Exercise:
Your task is to count the lines of the entries below that include the word "Dokumente" and to give only the resulting number.

** Records for processing follows **

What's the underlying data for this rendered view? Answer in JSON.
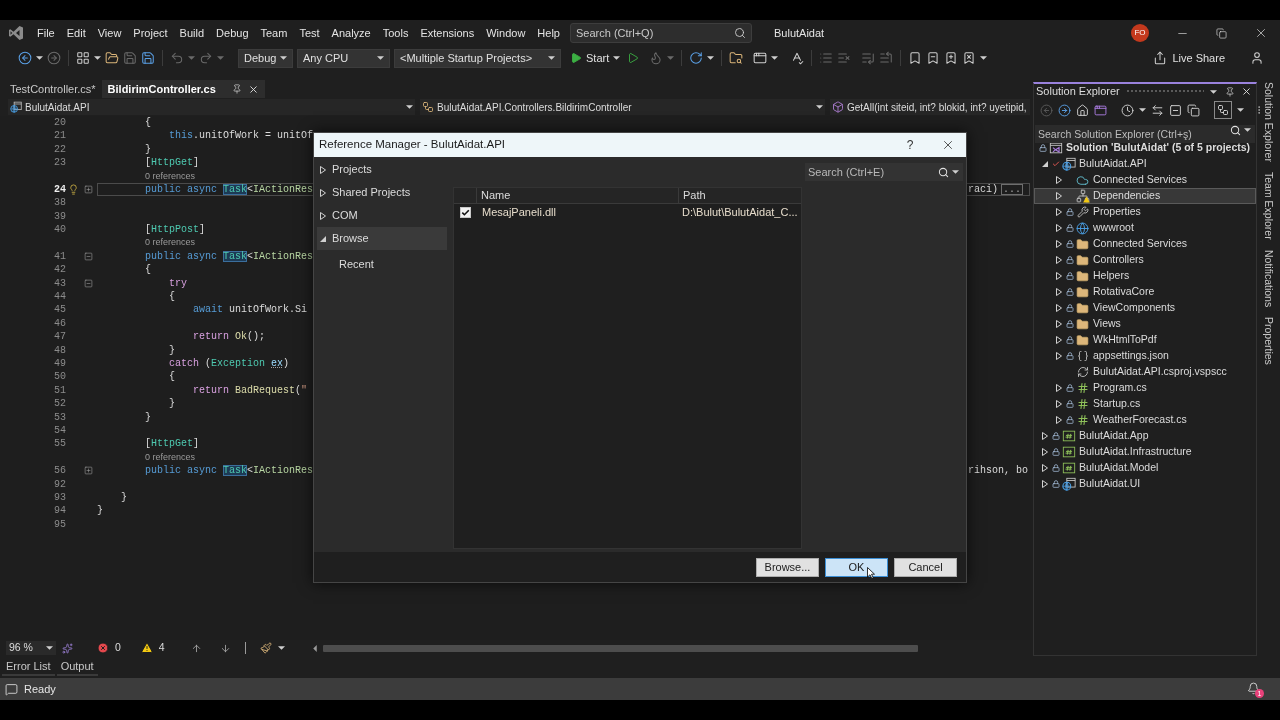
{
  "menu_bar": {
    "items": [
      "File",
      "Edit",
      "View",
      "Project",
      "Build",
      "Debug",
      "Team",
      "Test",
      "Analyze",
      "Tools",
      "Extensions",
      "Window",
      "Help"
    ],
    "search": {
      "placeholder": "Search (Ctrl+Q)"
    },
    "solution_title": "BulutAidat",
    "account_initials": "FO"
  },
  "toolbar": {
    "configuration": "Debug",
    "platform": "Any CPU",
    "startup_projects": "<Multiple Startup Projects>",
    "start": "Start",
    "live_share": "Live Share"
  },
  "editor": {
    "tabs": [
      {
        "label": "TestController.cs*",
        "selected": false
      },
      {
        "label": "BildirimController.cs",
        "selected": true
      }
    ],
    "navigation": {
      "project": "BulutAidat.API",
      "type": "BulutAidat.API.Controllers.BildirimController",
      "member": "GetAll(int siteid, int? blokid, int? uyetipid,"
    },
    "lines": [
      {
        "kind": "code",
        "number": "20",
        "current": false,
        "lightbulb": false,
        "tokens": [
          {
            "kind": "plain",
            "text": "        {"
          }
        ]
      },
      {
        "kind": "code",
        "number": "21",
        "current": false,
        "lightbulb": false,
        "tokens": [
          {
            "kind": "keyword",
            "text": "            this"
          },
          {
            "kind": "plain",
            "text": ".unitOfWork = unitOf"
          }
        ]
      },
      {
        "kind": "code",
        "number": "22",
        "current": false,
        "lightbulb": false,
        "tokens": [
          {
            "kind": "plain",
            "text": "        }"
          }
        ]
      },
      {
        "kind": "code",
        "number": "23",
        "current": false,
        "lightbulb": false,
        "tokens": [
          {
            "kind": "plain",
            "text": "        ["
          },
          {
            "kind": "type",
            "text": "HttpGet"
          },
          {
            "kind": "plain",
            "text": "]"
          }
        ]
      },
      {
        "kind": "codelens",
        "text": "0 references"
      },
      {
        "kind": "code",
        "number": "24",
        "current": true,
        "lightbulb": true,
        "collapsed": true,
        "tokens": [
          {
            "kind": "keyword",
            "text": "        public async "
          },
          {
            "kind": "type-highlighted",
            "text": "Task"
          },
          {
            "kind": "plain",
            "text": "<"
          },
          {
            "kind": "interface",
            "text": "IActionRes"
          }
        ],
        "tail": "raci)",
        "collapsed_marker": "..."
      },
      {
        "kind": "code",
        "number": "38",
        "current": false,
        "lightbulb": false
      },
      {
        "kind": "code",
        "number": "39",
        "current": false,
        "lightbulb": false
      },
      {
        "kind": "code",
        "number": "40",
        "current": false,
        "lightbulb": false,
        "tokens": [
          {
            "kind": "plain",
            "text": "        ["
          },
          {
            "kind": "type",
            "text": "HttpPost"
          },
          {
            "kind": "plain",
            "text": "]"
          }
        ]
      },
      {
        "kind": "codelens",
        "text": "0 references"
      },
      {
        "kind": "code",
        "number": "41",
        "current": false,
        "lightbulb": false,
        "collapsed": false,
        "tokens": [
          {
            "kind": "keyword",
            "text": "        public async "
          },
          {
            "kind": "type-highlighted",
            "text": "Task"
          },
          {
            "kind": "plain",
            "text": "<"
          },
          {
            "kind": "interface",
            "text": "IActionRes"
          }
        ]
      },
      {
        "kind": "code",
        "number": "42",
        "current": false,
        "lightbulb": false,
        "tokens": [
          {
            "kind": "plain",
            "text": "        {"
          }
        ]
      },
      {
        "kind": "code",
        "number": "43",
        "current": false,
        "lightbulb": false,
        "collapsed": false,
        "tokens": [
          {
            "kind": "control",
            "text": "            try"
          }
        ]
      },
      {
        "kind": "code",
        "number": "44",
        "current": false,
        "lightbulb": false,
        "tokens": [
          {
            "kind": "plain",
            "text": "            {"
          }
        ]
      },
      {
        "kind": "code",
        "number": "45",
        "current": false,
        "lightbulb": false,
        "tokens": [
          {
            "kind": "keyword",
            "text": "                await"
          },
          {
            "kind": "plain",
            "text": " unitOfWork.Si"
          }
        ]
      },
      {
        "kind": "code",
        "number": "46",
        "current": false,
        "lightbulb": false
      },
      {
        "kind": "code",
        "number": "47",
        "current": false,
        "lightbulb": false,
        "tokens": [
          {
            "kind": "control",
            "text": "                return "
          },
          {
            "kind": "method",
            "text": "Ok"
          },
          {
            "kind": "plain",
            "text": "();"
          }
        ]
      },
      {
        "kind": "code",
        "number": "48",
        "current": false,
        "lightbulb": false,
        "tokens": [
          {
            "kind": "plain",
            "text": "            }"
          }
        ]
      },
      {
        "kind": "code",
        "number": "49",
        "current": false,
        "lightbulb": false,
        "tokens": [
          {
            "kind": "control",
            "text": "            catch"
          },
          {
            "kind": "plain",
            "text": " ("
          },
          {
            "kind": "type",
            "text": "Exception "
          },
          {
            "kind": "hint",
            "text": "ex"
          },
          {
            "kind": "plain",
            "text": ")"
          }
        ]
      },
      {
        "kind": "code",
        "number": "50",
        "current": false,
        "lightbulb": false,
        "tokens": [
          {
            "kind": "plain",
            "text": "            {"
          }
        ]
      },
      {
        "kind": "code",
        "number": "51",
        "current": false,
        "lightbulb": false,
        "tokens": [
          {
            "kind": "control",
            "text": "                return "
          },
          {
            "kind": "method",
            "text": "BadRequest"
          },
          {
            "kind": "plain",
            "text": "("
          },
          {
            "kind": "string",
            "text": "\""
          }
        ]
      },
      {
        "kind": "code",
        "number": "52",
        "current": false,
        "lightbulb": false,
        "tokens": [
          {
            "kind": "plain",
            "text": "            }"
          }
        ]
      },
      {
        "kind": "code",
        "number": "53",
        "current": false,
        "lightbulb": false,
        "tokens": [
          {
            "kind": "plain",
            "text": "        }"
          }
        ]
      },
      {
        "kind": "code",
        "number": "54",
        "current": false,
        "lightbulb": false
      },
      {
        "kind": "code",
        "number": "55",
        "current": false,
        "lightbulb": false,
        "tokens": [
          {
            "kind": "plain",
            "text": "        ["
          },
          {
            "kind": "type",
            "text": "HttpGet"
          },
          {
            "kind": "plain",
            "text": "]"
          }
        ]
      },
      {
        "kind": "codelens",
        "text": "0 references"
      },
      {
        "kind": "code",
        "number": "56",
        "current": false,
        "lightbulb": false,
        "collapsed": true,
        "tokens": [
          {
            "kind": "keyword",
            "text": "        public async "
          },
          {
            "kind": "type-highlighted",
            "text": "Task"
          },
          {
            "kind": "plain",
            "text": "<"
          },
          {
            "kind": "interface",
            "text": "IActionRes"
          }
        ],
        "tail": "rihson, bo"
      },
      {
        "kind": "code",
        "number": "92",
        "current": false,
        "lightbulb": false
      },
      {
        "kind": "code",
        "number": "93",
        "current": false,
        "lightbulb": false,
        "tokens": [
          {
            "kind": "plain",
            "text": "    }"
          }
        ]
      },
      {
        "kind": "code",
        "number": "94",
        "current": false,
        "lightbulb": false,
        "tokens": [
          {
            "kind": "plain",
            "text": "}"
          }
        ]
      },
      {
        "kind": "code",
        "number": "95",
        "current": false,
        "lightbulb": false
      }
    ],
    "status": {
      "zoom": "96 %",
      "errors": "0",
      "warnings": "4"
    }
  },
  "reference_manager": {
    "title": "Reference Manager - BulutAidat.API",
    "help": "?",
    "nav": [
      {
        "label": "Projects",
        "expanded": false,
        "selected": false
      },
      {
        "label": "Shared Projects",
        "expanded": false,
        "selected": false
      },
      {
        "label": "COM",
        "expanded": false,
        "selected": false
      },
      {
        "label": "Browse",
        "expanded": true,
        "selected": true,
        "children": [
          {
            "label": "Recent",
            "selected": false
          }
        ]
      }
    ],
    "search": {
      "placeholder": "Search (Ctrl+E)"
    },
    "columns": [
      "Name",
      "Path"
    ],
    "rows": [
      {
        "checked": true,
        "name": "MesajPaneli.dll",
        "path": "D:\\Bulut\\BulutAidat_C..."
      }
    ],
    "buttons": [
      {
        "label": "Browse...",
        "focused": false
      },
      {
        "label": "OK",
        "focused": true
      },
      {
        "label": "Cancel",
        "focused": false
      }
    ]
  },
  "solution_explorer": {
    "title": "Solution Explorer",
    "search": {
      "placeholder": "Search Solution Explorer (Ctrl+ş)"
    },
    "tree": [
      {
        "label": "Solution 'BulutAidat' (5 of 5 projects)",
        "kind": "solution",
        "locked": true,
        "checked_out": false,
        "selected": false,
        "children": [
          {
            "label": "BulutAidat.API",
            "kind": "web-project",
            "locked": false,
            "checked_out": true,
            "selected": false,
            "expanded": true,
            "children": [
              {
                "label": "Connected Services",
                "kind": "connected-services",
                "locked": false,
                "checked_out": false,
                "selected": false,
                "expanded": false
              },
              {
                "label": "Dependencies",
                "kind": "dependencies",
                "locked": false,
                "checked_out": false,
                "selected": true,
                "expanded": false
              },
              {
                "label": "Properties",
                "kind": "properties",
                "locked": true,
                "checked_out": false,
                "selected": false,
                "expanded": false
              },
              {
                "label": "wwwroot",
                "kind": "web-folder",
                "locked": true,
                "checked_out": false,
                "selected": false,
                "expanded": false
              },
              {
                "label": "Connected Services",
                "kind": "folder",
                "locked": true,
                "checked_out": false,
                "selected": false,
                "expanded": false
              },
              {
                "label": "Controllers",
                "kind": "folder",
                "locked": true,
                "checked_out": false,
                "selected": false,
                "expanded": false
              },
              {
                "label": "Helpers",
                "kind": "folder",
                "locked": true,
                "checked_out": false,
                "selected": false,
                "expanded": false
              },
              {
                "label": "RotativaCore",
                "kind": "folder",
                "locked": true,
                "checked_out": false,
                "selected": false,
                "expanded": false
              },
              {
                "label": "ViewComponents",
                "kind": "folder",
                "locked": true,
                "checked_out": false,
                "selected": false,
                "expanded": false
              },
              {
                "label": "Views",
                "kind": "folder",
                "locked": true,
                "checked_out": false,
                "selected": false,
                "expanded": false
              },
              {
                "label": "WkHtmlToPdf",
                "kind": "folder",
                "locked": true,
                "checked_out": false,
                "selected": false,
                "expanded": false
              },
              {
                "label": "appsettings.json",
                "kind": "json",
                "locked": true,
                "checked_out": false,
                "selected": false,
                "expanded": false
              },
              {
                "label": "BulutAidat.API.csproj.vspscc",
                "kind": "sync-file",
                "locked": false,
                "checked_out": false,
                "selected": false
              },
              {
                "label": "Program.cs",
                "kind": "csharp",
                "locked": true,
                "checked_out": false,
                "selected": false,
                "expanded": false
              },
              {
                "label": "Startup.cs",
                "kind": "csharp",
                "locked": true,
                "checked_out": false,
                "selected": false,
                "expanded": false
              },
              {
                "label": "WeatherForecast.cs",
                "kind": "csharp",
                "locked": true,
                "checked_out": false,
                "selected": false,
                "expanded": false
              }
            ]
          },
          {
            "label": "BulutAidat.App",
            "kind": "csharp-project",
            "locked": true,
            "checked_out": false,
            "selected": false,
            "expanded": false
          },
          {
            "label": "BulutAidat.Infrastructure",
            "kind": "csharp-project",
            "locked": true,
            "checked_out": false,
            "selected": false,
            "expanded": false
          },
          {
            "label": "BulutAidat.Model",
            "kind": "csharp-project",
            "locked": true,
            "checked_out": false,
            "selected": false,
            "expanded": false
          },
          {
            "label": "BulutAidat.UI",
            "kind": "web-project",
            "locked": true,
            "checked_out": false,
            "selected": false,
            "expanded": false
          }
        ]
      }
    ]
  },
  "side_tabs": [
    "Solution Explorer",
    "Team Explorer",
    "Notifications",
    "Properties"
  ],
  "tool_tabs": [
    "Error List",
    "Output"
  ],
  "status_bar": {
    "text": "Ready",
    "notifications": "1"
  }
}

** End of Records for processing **
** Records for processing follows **

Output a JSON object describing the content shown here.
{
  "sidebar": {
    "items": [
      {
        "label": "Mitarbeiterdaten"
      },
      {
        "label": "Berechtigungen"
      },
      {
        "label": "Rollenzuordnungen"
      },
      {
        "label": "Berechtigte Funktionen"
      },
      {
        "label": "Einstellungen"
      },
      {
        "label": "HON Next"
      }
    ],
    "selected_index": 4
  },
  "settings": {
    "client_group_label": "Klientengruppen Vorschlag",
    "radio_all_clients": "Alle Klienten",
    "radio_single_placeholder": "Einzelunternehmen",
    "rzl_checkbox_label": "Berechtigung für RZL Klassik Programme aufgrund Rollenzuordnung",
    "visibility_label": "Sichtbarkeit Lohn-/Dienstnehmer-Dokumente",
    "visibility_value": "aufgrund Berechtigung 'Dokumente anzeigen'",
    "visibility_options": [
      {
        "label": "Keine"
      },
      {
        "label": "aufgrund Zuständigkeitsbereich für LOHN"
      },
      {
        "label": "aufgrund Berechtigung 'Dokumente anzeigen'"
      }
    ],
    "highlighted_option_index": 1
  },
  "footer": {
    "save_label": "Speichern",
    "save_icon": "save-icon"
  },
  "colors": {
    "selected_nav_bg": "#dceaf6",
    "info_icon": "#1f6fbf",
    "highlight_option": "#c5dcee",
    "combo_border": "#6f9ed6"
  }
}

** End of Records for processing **

Worked solution:
3